- [Exercise instructions]
Those lines of the data that hold the word "Connections" are to be copied out.

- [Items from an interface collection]

>>>

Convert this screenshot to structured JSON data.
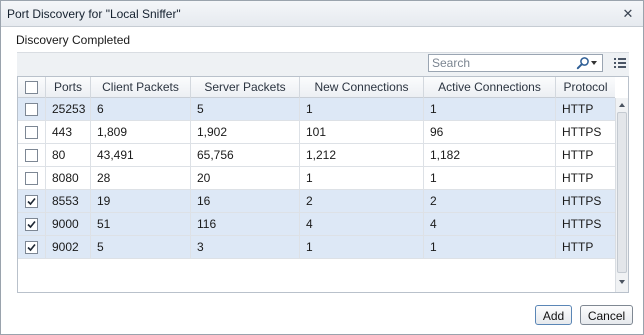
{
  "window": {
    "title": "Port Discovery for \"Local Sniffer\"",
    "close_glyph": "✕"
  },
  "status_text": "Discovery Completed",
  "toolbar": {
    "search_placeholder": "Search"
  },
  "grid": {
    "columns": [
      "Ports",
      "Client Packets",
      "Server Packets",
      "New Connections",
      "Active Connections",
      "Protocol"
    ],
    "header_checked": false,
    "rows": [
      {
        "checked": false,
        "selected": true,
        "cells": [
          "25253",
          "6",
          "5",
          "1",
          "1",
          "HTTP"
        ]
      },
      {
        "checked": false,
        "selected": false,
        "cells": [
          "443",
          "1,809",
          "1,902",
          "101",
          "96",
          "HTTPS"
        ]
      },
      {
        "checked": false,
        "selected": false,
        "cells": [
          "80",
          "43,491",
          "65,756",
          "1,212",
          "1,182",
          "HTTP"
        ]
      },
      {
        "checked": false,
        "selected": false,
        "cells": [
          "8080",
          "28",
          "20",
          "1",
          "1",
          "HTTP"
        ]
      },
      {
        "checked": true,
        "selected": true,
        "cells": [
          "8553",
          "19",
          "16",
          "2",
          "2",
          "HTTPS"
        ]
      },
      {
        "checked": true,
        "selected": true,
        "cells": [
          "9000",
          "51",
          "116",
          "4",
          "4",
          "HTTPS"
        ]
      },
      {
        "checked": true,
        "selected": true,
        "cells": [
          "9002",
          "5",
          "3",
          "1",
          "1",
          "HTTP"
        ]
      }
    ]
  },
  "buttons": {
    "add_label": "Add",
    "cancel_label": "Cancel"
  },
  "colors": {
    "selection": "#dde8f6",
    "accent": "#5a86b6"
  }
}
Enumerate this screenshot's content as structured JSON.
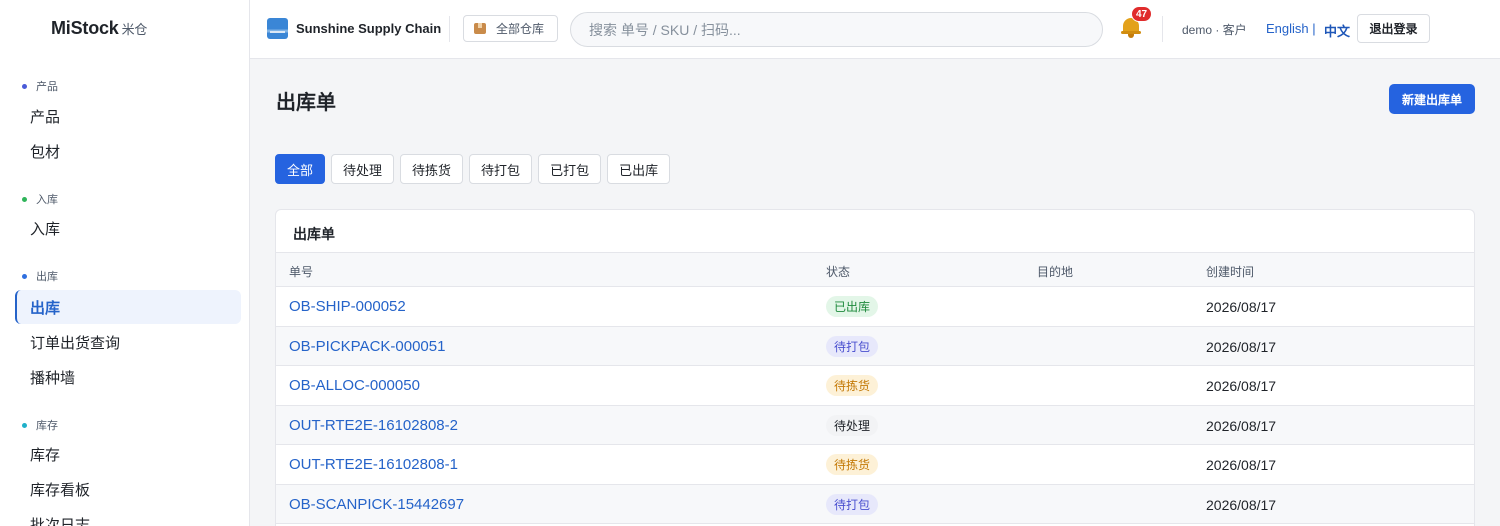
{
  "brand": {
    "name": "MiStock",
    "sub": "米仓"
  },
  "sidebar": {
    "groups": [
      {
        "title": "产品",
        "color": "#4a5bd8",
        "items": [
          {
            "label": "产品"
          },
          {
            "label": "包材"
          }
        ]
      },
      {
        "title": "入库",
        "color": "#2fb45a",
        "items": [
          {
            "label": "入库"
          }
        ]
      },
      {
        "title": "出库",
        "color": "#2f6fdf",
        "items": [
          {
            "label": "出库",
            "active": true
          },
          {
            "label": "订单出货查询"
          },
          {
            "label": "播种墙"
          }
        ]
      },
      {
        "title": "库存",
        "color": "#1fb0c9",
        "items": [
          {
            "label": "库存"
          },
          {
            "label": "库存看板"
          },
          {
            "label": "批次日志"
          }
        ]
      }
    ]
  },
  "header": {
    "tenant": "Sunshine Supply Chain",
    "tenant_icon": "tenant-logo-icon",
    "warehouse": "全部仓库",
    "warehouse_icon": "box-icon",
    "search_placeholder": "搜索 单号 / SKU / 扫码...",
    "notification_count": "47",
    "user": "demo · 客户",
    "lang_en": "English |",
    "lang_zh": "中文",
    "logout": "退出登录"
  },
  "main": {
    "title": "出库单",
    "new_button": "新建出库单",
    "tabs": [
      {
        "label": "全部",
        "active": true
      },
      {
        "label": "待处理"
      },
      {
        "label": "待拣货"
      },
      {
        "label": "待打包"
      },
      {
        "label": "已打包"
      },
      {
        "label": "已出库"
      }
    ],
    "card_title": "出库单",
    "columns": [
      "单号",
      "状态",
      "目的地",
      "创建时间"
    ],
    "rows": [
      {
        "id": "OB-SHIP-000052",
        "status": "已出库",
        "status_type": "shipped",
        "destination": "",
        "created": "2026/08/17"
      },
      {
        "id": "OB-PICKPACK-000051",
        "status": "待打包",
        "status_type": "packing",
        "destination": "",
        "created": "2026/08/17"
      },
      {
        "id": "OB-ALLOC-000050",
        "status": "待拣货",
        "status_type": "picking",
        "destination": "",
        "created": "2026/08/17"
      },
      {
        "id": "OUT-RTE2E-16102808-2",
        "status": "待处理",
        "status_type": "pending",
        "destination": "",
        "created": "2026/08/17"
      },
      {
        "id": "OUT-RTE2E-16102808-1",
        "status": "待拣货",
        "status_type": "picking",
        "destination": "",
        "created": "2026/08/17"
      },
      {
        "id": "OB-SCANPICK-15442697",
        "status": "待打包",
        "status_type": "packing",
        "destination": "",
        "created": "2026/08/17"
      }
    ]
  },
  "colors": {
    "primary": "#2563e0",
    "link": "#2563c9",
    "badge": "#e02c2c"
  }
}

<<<
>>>

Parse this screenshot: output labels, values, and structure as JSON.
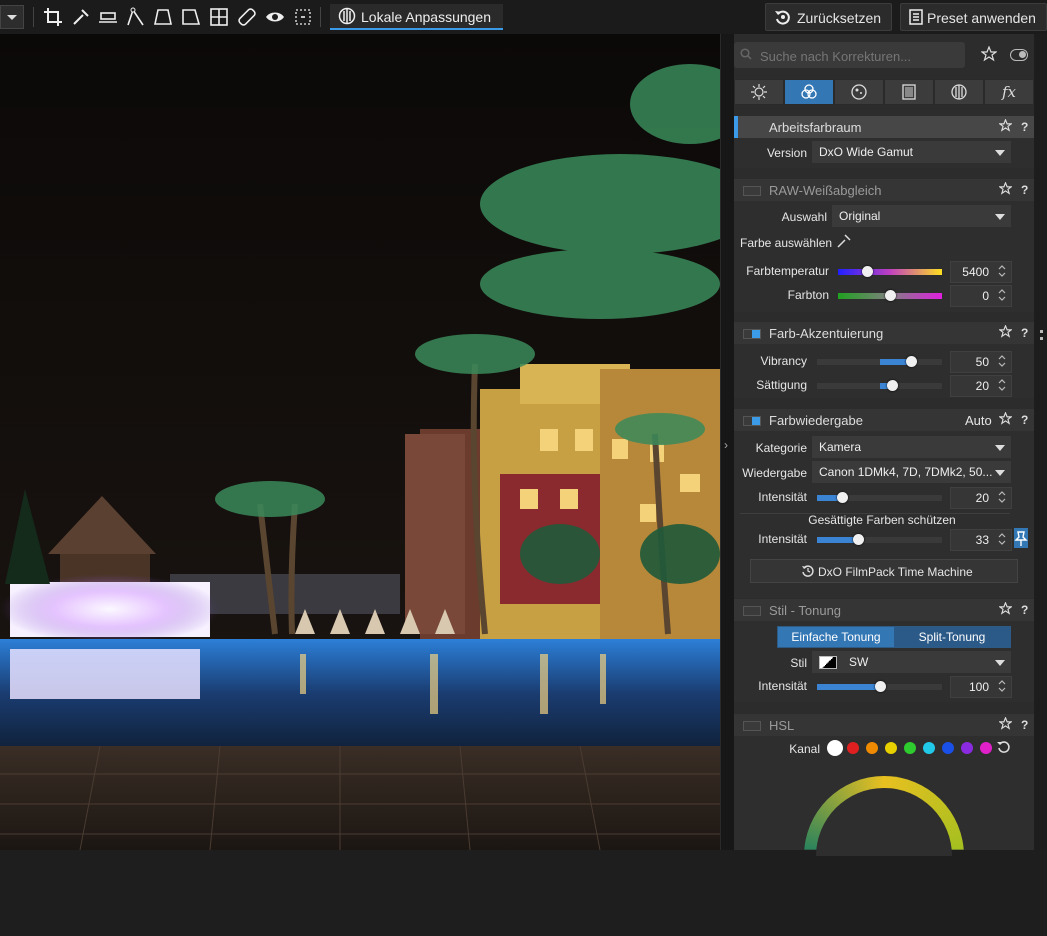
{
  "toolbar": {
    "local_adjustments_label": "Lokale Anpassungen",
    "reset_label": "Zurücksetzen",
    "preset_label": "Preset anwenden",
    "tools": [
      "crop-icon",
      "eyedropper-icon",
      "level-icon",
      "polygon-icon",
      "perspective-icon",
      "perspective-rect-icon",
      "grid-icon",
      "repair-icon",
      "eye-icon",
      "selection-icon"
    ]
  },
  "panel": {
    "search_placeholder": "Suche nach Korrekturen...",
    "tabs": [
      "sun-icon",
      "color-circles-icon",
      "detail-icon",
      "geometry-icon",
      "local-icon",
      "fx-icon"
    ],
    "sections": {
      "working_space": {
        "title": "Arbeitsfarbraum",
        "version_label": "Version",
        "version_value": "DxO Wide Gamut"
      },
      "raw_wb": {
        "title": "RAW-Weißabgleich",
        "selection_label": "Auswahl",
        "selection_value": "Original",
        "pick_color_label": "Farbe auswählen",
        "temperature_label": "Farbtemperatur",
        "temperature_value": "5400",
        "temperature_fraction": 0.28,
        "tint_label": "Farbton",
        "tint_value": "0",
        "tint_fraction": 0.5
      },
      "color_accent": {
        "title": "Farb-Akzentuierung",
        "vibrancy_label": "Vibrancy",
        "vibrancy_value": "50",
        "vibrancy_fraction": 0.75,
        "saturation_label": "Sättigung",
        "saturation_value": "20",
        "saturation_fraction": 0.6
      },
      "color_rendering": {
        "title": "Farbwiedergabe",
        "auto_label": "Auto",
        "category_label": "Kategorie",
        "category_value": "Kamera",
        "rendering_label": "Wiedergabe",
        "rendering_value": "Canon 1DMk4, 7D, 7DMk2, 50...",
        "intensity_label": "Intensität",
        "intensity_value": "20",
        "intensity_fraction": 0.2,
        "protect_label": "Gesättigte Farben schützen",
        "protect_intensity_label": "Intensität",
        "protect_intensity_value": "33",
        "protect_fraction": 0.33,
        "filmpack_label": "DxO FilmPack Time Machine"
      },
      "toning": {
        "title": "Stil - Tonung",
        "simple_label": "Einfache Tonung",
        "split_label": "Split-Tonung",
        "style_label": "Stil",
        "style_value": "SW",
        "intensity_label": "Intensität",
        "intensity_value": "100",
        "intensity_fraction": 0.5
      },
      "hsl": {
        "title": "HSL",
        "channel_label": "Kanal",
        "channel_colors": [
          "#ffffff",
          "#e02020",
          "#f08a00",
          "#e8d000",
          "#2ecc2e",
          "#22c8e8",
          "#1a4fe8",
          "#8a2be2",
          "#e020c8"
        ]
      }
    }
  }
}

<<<

- [Answer]
      "New Connections",
      "Active Connections",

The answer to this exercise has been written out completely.